**Dataset extract:**
####################
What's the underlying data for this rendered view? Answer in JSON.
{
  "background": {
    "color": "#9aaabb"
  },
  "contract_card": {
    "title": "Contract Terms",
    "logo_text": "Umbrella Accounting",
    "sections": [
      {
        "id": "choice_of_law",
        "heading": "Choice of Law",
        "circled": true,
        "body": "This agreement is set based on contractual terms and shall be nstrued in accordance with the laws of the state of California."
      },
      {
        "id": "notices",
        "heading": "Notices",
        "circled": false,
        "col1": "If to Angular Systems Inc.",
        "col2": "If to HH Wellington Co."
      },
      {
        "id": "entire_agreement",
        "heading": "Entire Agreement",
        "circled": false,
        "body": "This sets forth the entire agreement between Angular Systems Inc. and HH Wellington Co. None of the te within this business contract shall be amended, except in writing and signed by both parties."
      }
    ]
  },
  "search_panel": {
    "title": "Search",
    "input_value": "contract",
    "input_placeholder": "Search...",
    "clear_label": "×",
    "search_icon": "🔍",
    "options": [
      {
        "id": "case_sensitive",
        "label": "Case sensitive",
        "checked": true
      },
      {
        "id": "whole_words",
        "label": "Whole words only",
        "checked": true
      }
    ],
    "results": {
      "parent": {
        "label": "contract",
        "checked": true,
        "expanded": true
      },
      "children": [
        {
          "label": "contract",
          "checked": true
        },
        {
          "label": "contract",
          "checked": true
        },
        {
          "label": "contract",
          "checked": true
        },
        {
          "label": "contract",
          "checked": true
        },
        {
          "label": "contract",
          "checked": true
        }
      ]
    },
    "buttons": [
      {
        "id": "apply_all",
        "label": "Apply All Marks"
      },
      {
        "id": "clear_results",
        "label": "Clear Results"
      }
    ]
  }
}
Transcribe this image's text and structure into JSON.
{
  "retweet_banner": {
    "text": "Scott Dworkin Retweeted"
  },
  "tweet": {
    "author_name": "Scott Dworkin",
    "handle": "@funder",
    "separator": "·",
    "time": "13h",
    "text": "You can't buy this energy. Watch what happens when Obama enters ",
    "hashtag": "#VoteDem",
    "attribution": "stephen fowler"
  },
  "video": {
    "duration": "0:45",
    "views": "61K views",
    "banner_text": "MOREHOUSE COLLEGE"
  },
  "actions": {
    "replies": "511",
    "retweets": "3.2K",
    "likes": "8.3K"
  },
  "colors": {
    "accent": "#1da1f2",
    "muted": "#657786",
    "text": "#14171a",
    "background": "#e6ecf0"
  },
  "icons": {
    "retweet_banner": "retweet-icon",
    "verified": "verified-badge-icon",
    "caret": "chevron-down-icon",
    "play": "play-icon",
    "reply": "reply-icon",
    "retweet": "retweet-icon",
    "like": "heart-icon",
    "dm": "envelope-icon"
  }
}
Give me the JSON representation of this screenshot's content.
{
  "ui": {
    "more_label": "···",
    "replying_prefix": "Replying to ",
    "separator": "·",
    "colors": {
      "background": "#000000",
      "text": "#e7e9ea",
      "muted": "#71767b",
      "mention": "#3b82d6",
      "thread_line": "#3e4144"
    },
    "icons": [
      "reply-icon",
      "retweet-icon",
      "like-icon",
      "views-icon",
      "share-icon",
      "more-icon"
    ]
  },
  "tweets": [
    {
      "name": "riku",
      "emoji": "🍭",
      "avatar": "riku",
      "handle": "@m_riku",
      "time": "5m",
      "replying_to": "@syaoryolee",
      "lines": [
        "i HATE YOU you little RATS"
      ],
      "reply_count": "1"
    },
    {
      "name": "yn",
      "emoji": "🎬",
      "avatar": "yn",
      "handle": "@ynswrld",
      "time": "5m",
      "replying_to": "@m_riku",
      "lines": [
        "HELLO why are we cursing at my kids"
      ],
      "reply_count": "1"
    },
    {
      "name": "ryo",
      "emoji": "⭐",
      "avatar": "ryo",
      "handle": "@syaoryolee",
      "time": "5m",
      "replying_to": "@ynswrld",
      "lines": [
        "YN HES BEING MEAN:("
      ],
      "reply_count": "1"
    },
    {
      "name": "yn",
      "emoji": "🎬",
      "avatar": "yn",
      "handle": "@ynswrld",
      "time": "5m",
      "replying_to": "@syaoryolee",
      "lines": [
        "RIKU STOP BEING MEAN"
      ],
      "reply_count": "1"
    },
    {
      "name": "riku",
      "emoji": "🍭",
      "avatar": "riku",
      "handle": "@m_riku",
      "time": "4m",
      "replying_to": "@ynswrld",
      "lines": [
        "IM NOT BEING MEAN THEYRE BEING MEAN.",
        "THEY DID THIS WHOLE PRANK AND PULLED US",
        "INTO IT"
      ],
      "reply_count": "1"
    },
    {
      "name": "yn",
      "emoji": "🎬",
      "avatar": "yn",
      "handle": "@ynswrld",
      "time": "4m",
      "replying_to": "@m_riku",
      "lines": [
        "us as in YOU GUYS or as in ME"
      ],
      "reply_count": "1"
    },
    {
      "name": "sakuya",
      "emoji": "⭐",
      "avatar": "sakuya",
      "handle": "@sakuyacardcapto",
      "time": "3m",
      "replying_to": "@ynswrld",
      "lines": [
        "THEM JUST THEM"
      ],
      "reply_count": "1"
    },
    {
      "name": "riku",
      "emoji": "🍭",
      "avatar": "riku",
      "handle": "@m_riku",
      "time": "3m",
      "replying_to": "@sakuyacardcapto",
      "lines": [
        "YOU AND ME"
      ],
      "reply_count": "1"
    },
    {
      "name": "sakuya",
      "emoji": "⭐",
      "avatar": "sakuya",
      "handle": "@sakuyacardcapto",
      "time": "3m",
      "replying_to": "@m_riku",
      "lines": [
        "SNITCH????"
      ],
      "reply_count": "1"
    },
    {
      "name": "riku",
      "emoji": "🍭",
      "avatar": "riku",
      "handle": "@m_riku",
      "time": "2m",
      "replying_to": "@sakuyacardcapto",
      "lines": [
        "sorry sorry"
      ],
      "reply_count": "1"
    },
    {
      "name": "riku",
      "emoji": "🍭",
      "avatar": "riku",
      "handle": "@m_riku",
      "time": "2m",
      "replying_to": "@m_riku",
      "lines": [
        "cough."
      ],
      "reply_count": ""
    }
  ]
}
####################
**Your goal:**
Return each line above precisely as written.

**Task answer:**
What's the underlying data for this rendered view? Answer in JSON.
{
  "background": {
    "color": "#9aaabb"
  },
  "contract_card": {
    "title": "Contract Terms",
    "logo_text": "Umbrella Accounting",
    "sections": [
      {
        "id": "choice_of_law",
        "heading": "Choice of Law",
        "circled": true,
        "body": "This agreement is set based on contractual terms and shall be nstrued in accordance with the laws of the state of California."
      },
      {
        "id": "notices",
        "heading": "Notices",
        "circled": false,
        "col1": "If to Angular Systems Inc.",
        "col2": "If to HH Wellington Co."
      },
      {
        "id": "entire_agreement",
        "heading": "Entire Agreement",
        "circled": false,
        "body": "This sets forth the entire agreement between Angular Systems Inc. and HH Wellington Co. None of the te within this business contract shall be amended, except in writing and signed by both parties."
      }
    ]
  },
  "search_panel": {
    "title": "Search",
    "input_value": "contract",
    "input_placeholder": "Search...",
    "clear_label": "×",
    "search_icon": "🔍",
    "options": [
      {
        "id": "case_sensitive",
        "label": "Case sensitive",
        "checked": true
      },
      {
        "id": "whole_words",
        "label": "Whole words only",
        "checked": true
      }
    ],
    "results": {
      "parent": {
        "label": "contract",
        "checked": true,
        "expanded": true
      },
      "children": [
        {
          "label": "contract",
          "checked": true
        },
        {
          "label": "contract",
          "checked": true
        },
        {
          "label": "contract",
          "checked": true
        },
        {
          "label": "contract",
          "checked": true
        },
        {
          "label": "contract",
          "checked": true
        }
      ]
    },
    "buttons": [
      {
        "id": "apply_all",
        "label": "Apply All Marks"
      },
      {
        "id": "clear_results",
        "label": "Clear Results"
      }
    ]
  }
}
Transcribe this image's text and structure into JSON.
{
  "retweet_banner": {
    "text": "Scott Dworkin Retweeted"
  },
  "tweet": {
    "author_name": "Scott Dworkin",
    "handle": "@funder",
    "separator": "·",
    "time": "13h",
    "text": "You can't buy this energy. Watch what happens when Obama enters ",
    "hashtag": "#VoteDem",
    "attribution": "stephen fowler"
  },
  "video": {
    "duration": "0:45",
    "views": "61K views",
    "banner_text": "MOREHOUSE COLLEGE"
  },
  "actions": {
    "replies": "511",
    "retweets": "3.2K",
    "likes": "8.3K"
  },
  "colors": {
    "accent": "#1da1f2",
    "muted": "#657786",
    "text": "#14171a",
    "background": "#e6ecf0"
  },
  "icons": {
    "retweet_banner": "retweet-icon",
    "verified": "verified-badge-icon",
    "caret": "chevron-down-icon",
    "play": "play-icon",
    "reply": "reply-icon",
    "retweet": "retweet-icon",
    "like": "heart-icon",
    "dm": "envelope-icon"
  }
}
Give me the JSON representation of this screenshot's content.
{
  "ui": {
    "more_label": "···",
    "replying_prefix": "Replying to ",
    "separator": "·",
    "colors": {
      "background": "#000000",
      "text": "#e7e9ea",
      "muted": "#71767b",
      "mention": "#3b82d6",
      "thread_line": "#3e4144"
    },
    "icons": [
      "reply-icon",
      "retweet-icon",
      "like-icon",
      "views-icon",
      "share-icon",
      "more-icon"
    ]
  },
  "tweets": [
    {
      "name": "riku",
      "emoji": "🍭",
      "avatar": "riku",
      "handle": "@m_riku",
      "time": "5m",
      "replying_to": "@syaoryolee",
      "lines": [
        "i HATE YOU you little RATS"
      ],
      "reply_count": "1"
    },
    {
      "name": "yn",
      "emoji": "🎬",
      "avatar": "yn",
      "handle": "@ynswrld",
      "time": "5m",
      "replying_to": "@m_riku",
      "lines": [
        "HELLO why are we cursing at my kids"
      ],
      "reply_count": "1"
    },
    {
      "name": "ryo",
      "emoji": "⭐",
      "avatar": "ryo",
      "handle": "@syaoryolee",
      "time": "5m",
      "replying_to": "@ynswrld",
      "lines": [
        "YN HES BEING MEAN:("
      ],
      "reply_count": "1"
    },
    {
      "name": "yn",
      "emoji": "🎬",
      "avatar": "yn",
      "handle": "@ynswrld",
      "time": "5m",
      "replying_to": "@syaoryolee",
      "lines": [
        "RIKU STOP BEING MEAN"
      ],
      "reply_count": "1"
    },
    {
      "name": "riku",
      "emoji": "🍭",
      "avatar": "riku",
      "handle": "@m_riku",
      "time": "4m",
      "replying_to": "@ynswrld",
      "lines": [
        "IM NOT BEING MEAN THEYRE BEING MEAN.",
        "THEY DID THIS WHOLE PRANK AND PULLED US",
        "INTO IT"
      ],
      "reply_count": "1"
    },
    {
      "name": "yn",
      "emoji": "🎬",
      "avatar": "yn",
      "handle": "@ynswrld",
      "time": "4m",
      "replying_to": "@m_riku",
      "lines": [
        "us as in YOU GUYS or as in ME"
      ],
      "reply_count": "1"
    },
    {
      "name": "sakuya",
      "emoji": "⭐",
      "avatar": "sakuya",
      "handle": "@sakuyacardcapto",
      "time": "3m",
      "replying_to": "@ynswrld",
      "lines": [
        "THEM JUST THEM"
      ],
      "reply_count": "1"
    },
    {
      "name": "riku",
      "emoji": "🍭",
      "avatar": "riku",
      "handle": "@m_riku",
      "time": "3m",
      "replying_to": "@sakuyacardcapto",
      "lines": [
        "YOU AND ME"
      ],
      "reply_count": "1"
    },
    {
      "name": "sakuya",
      "emoji": "⭐",
      "avatar": "sakuya",
      "handle": "@sakuyacardcapto",
      "time": "3m",
      "replying_to": "@m_riku",
      "lines": [
        "SNITCH????"
      ],
      "reply_count": "1"
    },
    {
      "name": "riku",
      "emoji": "🍭",
      "avatar": "riku",
      "handle": "@m_riku",
      "time": "2m",
      "replying_to": "@sakuyacardcapto",
      "lines": [
        "sorry sorry"
      ],
      "reply_count": "1"
    },
    {
      "name": "riku",
      "emoji": "🍭",
      "avatar": "riku",
      "handle": "@m_riku",
      "time": "2m",
      "replying_to": "@m_riku",
      "lines": [
        "cough."
      ],
      "reply_count": ""
    }
  ]
}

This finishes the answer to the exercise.